The traditional forms of drugs used to treat malaria infection were quinine-based, but malaria has now become resistant to such drugs in many parts of the World. Using the CAF’s facilities, Dr Brown aims to be the first researcher to fully understand the way in which the Chinese Wormwood plant produces artemisinin, an antimalarial drug effective against quinine-resistant malaria. This fundamental research will help pharmaceutical companies to mass-produce artemisinin in a more cost-effective way.
Dr Brown explained: “Artemisinin is effective at treating malaria but is relatively expensive to produce, making it unaffordable to many in developing countries who need it most. Trying to understand how the Chinese wormwood plant assembles artemisinin at the molecular level is a difficult challenge, which has never been fully resolved, even after almost 30 years of research. The state-of-the art instrumentation in CAF is now helping us to finally solve this difficult problem, providing basic knowledge which can be translated into cheaper and more reliable methods for the production of artemisinin in the future.”

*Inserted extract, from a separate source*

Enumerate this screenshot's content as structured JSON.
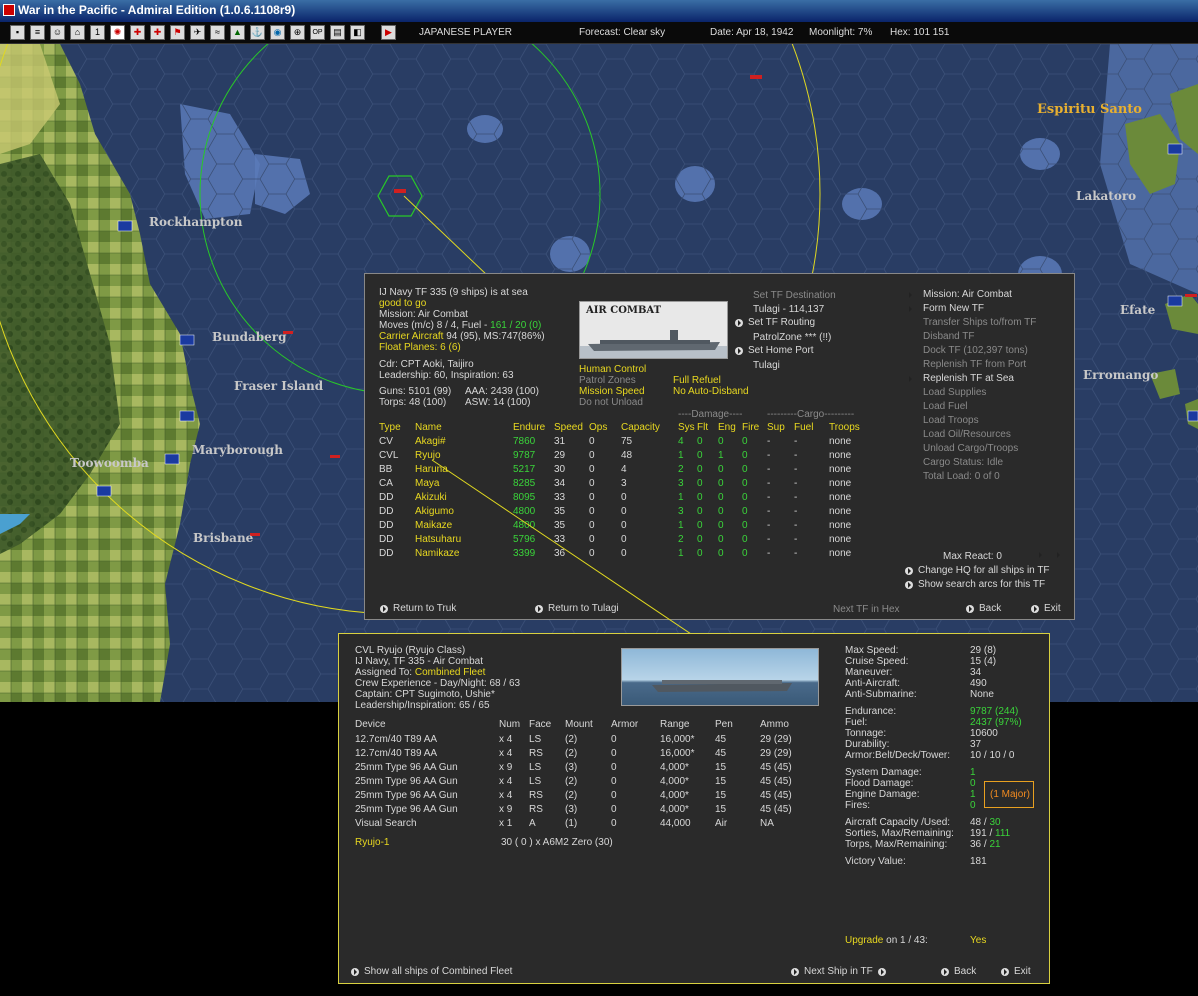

Dr Brown continued: “Although malaria is currently a Third World disease, restricted to tropical/sub-Tropical regions, as temperatures rise because of global warming, it could once again appear in many parts of the Developed World.”
One option for producing a cheaper version of the drug is through biofermentation, something used more and more commonly in drug manufacture. This uses a microorganism, such as yeast, to produce large quantities of a drug during the fermentation process (much like the way in which alcohol is produced during the fermentation of beer).
In order to do this cheaply and reliably for artemisinin, scientists need to fully understand the way in which the Chinese Wormwood plant produces artemisinin in a step-by-step process, known as a biosynthetic pathway. Dr Brown aims to be the first to describe every chemical step in this pathway.
The CAF, opened by President of the Royal Society of Chemistry Professor David Garner, will also underpin innovative research in, among others, archaeology, agriculture, soil science and engineering. Medically related topics form a significant portion of the work using the CAF facilities, embracing fields such as pharmaceutics, drug synthesis and nutrition.